Extracted records:
*-*-*

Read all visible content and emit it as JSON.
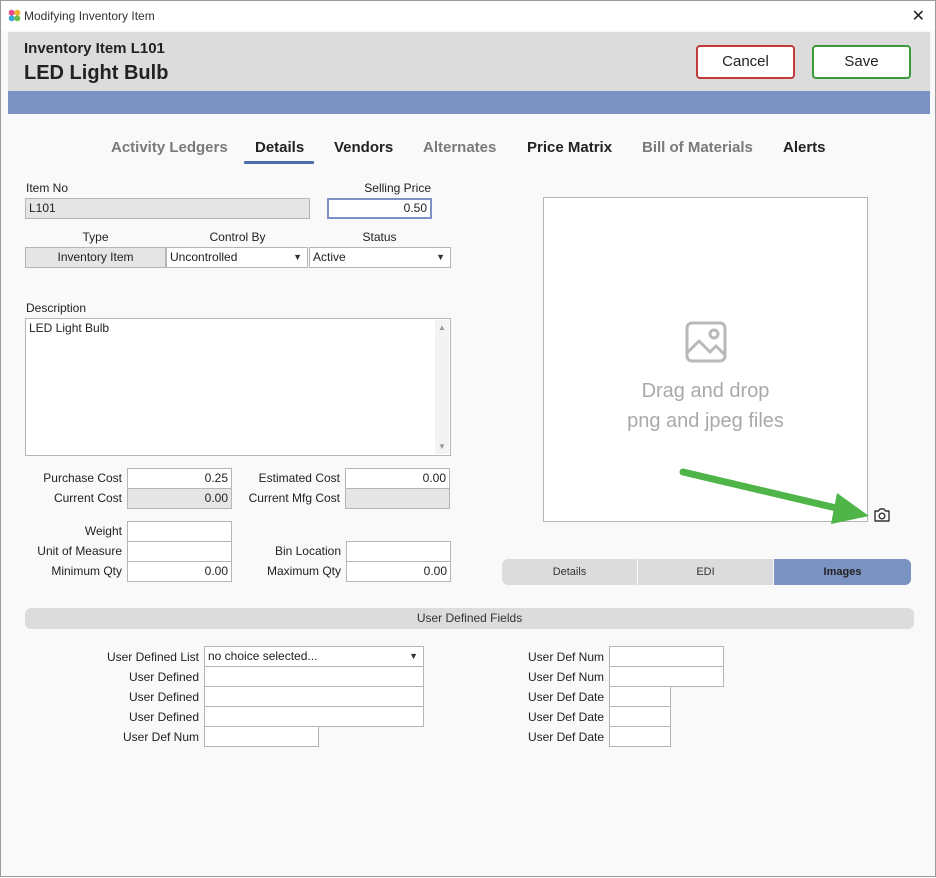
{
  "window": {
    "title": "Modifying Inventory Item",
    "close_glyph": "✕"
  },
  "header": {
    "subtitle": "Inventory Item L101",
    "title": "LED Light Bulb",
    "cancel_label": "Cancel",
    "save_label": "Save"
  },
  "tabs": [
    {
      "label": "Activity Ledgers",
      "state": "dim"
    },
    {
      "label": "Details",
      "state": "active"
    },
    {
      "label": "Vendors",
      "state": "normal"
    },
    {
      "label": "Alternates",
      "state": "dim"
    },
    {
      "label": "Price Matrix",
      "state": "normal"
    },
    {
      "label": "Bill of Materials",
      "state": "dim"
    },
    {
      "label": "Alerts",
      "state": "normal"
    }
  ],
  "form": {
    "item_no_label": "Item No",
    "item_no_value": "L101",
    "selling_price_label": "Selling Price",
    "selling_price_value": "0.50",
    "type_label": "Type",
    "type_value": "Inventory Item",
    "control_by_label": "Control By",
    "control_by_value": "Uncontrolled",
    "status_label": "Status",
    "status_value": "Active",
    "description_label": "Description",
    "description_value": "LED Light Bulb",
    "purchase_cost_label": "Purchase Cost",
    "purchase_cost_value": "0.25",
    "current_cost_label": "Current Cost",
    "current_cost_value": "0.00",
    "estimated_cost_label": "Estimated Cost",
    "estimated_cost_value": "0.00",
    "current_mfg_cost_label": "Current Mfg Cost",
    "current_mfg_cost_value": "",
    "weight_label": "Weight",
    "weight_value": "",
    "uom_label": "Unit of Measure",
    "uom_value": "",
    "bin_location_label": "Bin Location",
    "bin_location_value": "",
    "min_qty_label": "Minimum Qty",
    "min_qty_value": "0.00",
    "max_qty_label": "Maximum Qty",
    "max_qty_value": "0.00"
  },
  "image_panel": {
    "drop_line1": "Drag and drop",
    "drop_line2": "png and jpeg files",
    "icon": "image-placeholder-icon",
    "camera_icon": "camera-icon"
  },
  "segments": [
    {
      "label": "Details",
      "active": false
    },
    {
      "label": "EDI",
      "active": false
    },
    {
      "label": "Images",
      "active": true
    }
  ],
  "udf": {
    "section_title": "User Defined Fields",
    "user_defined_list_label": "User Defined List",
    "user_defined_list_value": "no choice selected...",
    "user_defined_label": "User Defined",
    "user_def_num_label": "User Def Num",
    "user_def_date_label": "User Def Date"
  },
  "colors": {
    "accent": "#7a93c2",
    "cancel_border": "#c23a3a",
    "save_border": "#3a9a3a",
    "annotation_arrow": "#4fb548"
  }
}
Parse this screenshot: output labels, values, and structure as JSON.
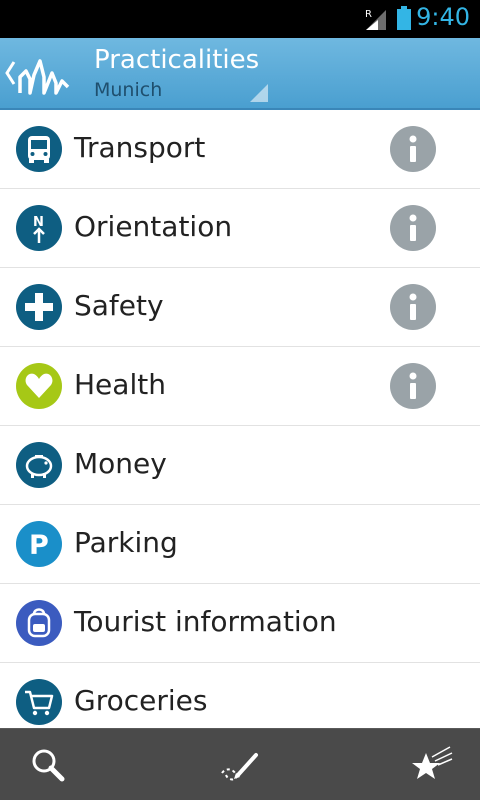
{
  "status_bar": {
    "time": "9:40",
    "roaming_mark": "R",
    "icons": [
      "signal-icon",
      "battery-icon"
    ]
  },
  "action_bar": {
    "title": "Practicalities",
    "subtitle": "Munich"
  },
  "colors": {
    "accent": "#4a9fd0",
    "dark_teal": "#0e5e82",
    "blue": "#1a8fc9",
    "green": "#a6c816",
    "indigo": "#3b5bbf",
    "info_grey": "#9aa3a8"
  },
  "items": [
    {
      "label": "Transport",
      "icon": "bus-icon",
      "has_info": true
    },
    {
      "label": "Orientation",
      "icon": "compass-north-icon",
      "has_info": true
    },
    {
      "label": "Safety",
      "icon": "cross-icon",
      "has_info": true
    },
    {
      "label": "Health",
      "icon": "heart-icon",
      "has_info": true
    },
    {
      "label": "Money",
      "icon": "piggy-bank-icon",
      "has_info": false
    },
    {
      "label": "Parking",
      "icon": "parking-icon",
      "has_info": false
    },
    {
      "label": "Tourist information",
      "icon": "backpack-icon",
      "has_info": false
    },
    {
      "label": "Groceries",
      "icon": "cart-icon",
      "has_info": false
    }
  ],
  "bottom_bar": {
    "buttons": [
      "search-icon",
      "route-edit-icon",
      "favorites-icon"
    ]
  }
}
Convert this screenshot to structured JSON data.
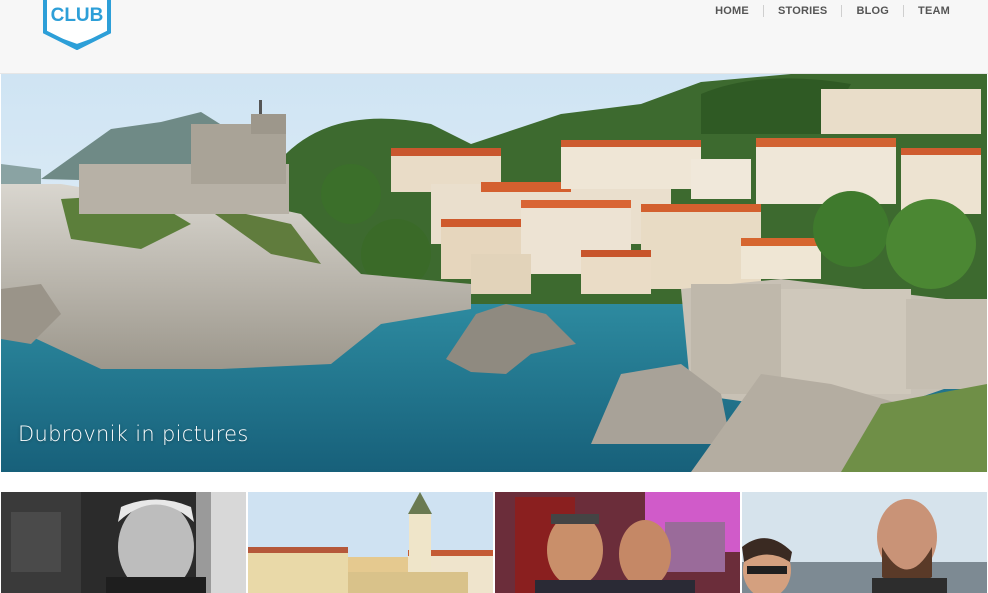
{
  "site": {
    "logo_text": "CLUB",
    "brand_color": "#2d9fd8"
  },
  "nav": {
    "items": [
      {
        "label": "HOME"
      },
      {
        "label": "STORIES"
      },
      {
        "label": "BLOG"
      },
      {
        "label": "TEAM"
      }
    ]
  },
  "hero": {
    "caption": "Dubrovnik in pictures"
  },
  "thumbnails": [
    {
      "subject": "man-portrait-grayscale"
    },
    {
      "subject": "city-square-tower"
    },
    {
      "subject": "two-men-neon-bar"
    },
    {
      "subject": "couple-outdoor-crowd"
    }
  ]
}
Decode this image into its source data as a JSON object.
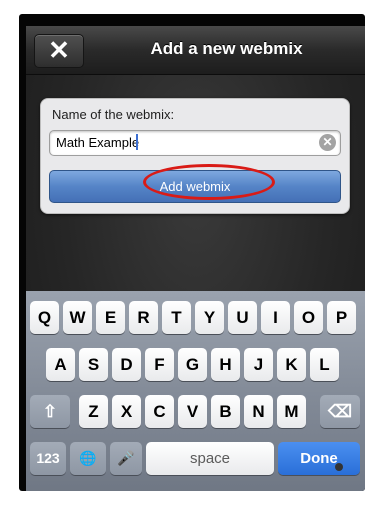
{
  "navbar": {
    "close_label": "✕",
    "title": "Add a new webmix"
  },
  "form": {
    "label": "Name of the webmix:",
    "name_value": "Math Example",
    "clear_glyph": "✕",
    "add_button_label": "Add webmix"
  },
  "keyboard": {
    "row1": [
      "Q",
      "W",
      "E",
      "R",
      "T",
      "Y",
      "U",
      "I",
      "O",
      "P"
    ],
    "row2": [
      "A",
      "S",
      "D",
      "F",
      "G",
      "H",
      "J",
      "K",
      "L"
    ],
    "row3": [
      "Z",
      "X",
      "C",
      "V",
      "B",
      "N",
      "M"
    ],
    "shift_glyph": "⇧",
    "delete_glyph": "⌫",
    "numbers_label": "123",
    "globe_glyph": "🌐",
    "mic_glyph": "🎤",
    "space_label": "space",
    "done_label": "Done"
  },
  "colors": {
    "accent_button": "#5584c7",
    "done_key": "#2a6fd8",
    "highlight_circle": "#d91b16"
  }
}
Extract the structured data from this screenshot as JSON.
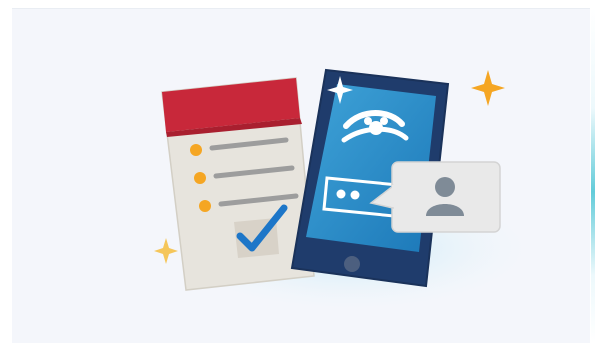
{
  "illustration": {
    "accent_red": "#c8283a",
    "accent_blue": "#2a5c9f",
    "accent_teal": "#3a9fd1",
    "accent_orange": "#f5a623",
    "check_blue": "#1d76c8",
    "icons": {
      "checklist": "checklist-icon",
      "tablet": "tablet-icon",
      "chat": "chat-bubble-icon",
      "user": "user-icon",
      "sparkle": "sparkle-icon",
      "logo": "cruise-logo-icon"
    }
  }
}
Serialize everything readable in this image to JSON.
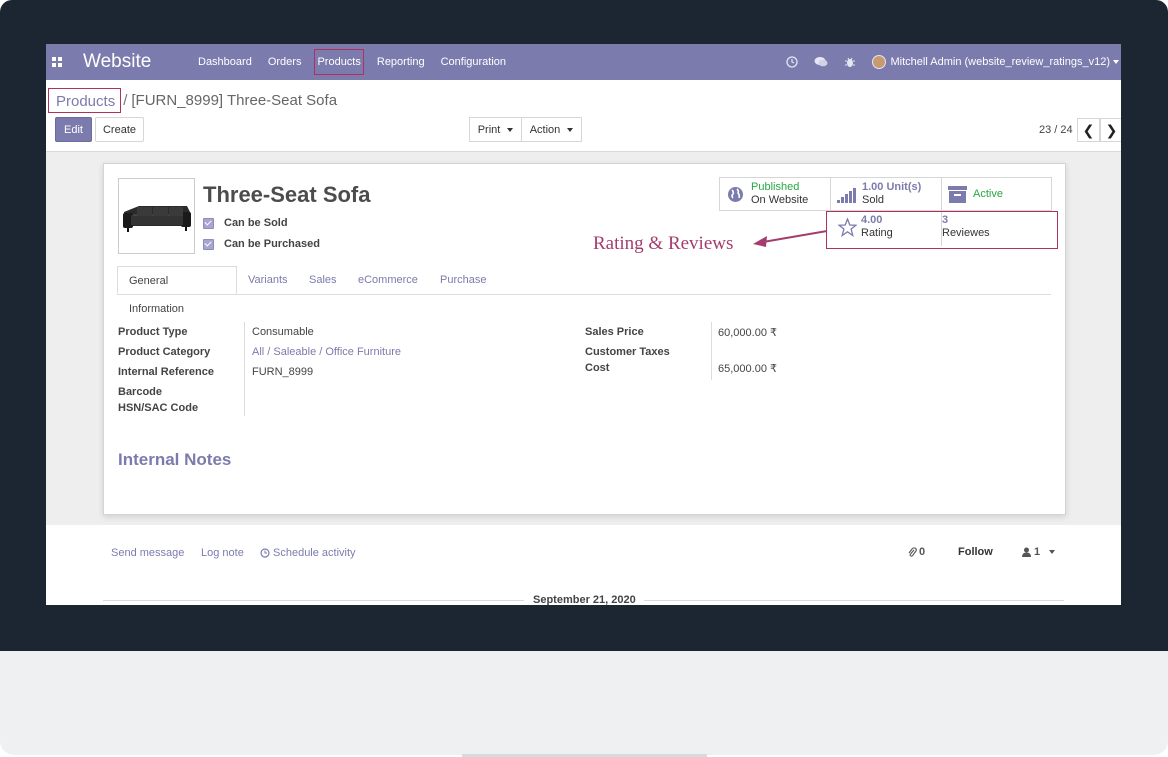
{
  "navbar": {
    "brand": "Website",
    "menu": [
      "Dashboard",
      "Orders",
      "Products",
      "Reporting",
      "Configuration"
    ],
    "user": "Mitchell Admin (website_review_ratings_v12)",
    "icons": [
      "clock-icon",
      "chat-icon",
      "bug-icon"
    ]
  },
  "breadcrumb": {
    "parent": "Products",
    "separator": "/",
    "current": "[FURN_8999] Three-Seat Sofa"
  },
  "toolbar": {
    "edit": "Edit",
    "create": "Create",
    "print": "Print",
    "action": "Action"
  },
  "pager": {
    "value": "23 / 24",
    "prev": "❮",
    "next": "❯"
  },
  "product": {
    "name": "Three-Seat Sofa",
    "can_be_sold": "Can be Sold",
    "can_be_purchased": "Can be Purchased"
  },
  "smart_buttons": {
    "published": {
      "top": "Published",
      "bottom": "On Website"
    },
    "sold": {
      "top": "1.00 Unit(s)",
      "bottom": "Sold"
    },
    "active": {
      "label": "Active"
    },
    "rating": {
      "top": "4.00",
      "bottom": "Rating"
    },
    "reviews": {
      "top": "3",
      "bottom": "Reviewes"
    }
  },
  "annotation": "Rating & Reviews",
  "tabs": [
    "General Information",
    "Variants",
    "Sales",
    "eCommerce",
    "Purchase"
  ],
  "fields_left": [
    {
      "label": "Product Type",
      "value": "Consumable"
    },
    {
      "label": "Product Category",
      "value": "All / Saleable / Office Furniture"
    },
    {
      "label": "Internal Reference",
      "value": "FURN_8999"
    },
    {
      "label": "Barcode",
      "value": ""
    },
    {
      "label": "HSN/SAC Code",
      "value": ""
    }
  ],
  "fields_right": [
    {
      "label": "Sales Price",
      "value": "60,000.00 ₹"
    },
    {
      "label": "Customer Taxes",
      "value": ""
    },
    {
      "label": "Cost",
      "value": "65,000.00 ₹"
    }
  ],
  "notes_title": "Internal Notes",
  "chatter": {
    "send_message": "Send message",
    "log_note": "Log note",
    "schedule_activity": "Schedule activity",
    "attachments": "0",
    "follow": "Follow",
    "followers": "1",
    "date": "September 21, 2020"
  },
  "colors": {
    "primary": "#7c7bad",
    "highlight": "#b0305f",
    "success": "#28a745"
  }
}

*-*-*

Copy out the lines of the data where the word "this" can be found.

Parse this screenshot: output labels, values, and structure as JSON.
Convert this screenshot to structured JSON data.
Decode this image into its source data as a JSON object.
Extract the structured data from this screenshot as JSON.
Serialize everything readable in this image to JSON.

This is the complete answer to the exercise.